BEGIN Material shown

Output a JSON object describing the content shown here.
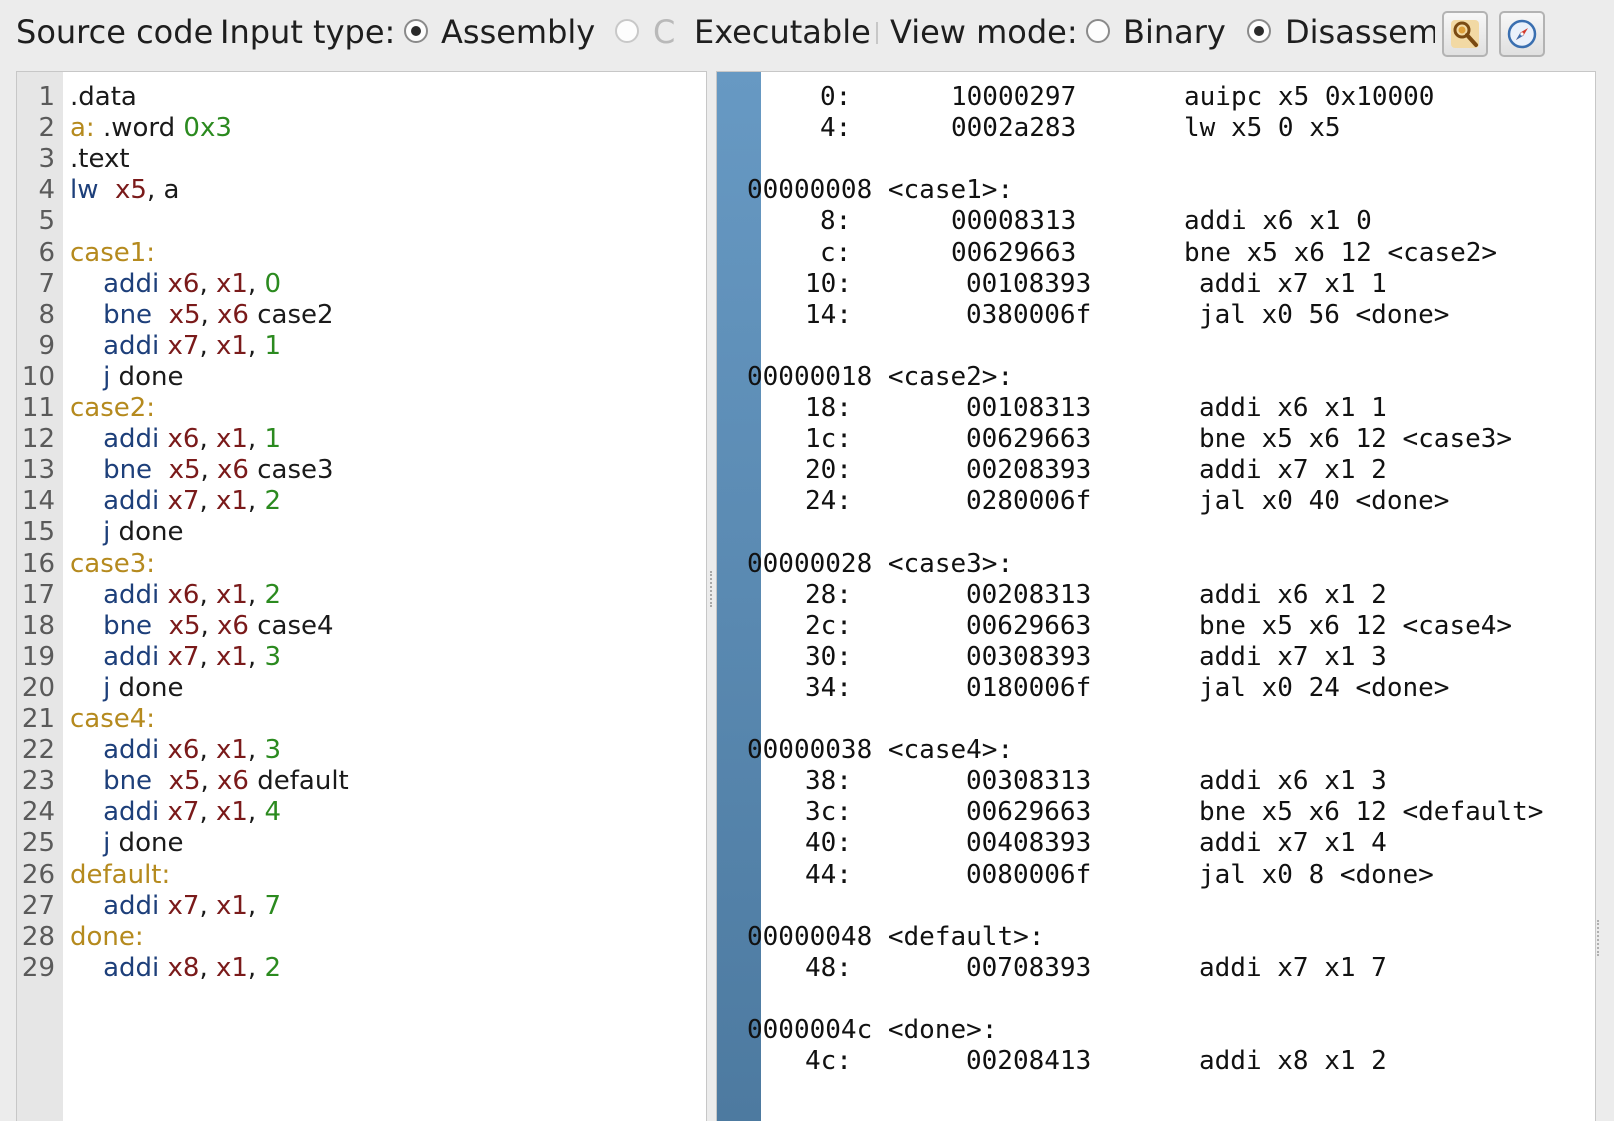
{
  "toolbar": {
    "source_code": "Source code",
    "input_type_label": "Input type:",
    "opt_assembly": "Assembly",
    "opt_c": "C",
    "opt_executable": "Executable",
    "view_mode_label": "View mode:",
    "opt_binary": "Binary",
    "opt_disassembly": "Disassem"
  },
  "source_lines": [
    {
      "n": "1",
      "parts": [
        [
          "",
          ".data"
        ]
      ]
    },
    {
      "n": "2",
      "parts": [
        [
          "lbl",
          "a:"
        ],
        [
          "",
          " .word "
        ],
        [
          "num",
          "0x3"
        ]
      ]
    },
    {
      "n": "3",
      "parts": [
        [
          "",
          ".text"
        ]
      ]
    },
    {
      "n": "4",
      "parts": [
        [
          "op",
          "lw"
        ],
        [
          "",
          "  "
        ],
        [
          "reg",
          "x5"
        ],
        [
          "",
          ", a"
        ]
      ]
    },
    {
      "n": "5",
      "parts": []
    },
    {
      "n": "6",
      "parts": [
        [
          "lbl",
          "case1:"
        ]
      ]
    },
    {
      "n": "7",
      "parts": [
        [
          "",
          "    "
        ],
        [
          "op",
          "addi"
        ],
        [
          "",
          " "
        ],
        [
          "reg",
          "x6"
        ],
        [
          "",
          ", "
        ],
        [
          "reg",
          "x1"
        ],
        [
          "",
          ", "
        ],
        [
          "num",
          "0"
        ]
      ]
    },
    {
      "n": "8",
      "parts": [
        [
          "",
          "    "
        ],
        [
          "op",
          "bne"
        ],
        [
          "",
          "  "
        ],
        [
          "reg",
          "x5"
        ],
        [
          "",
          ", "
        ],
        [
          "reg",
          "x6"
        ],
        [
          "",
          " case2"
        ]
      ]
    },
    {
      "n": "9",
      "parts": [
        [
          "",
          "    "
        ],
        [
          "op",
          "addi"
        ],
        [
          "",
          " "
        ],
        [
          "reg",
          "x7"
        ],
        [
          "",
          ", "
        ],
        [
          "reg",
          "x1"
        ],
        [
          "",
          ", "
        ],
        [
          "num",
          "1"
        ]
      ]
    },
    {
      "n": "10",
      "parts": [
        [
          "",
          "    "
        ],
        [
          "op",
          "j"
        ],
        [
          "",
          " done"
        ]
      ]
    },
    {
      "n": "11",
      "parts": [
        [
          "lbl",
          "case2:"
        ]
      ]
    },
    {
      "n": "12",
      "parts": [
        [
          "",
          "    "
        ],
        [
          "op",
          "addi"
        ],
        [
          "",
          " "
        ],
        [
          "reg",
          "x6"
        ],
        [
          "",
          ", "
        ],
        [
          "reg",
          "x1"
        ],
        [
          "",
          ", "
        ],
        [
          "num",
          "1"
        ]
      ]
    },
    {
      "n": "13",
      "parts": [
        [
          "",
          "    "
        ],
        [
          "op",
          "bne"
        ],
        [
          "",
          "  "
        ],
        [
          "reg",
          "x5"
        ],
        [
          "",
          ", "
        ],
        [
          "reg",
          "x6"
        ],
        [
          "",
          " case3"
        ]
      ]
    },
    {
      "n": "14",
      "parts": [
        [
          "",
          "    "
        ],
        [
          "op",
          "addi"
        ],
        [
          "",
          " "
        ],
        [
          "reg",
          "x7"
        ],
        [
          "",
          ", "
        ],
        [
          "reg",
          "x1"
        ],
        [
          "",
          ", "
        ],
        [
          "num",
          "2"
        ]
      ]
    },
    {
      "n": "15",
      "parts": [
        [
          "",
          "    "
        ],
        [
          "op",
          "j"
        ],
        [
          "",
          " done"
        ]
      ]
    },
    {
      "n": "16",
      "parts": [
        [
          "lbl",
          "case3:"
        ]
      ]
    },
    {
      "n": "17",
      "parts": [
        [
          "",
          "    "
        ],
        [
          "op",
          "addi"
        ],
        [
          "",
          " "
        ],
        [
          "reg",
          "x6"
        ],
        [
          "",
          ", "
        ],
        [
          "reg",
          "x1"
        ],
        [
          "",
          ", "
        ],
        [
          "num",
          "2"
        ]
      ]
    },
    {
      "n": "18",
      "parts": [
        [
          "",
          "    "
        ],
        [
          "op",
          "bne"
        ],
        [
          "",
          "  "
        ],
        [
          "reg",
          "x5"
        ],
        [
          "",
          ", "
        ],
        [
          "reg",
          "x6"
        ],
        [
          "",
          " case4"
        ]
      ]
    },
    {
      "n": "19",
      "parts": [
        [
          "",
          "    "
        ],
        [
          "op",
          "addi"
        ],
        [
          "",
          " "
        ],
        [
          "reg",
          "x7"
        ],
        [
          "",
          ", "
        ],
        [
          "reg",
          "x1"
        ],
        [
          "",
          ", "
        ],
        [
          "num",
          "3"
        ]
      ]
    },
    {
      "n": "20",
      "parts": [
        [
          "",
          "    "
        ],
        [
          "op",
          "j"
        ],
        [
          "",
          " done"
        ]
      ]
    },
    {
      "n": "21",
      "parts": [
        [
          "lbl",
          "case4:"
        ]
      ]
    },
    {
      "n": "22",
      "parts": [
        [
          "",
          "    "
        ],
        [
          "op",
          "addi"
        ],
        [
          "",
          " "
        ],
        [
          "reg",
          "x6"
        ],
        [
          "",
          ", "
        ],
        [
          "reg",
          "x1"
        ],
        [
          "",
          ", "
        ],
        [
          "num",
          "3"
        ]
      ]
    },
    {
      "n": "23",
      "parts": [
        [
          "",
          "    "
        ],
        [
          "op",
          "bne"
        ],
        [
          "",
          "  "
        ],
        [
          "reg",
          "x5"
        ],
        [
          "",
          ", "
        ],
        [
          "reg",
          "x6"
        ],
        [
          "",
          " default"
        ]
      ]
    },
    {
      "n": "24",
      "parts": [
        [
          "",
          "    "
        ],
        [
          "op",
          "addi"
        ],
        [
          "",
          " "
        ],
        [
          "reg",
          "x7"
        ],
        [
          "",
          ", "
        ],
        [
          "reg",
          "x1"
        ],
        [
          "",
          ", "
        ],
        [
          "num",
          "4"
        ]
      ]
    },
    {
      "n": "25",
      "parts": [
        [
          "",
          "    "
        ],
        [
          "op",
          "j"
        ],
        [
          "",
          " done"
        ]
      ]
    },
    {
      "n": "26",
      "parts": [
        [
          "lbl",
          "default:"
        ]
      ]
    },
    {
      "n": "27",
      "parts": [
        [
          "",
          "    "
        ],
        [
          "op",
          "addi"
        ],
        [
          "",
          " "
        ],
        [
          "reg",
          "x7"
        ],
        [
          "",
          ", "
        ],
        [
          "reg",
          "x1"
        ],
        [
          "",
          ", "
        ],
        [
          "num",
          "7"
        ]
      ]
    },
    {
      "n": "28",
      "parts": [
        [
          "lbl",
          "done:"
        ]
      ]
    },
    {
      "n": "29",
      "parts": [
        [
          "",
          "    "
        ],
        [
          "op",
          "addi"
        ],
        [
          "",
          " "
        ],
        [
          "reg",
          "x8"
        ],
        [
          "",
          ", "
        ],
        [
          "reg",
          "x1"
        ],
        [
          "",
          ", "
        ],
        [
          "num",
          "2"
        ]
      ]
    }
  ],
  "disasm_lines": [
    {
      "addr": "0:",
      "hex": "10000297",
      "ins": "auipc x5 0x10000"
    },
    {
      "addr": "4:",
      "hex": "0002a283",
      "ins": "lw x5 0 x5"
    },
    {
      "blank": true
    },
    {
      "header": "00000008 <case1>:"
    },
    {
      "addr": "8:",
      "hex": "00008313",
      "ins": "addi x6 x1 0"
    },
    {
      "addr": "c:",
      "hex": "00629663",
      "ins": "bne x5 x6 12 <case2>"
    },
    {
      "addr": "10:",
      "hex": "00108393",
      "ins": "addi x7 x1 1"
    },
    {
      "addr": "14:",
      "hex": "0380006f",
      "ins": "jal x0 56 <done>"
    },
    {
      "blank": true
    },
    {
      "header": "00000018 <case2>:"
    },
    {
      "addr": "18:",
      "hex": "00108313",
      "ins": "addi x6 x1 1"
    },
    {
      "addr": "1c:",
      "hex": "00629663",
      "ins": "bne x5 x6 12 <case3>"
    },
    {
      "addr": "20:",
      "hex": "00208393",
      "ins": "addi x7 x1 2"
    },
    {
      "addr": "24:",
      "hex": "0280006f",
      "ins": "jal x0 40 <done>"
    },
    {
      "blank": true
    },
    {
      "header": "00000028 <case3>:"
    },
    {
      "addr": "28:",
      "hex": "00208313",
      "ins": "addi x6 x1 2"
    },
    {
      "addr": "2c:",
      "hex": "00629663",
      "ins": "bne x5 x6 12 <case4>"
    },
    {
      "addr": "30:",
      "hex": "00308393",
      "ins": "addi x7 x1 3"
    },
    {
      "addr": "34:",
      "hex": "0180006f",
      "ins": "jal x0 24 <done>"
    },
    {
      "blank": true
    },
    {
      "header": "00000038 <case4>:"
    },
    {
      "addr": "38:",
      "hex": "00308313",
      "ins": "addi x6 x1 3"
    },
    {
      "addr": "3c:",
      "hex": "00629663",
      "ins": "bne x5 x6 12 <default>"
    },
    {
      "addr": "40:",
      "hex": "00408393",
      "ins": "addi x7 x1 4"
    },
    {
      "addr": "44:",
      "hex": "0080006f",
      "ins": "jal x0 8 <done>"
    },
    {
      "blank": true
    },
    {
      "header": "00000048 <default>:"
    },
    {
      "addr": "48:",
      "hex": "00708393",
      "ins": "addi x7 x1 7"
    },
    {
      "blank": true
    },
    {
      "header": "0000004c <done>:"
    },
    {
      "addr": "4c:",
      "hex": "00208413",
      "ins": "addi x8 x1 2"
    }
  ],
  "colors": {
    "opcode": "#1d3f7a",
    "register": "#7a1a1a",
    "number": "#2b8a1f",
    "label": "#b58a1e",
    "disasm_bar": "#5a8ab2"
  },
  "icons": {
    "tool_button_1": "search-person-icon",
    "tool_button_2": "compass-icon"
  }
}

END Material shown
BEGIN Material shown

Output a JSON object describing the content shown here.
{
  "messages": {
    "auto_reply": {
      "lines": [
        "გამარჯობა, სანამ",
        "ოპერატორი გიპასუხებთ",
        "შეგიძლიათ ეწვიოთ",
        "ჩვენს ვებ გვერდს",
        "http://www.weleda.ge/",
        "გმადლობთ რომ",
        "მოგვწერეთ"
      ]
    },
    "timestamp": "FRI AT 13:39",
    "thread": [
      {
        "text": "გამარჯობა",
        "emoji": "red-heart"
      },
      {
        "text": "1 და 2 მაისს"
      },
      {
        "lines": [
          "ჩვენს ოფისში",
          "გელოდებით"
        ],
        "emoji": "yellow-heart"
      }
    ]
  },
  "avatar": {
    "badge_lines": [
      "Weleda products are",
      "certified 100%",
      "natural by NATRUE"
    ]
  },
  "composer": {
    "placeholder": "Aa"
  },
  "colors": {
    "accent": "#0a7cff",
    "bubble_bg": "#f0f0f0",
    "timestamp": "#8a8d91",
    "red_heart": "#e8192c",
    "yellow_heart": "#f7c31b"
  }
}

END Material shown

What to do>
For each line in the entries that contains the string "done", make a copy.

Answer to the problem>
          " done"
          " done"
          " done"
          " done"
          "done:"
      "ins": "jal x0 56 <done>"
      "ins": "jal x0 40 <done>"
      "ins": "jal x0 24 <done>"
      "ins": "jal x0 8 <done>"
      "header": "0000004c <done>:"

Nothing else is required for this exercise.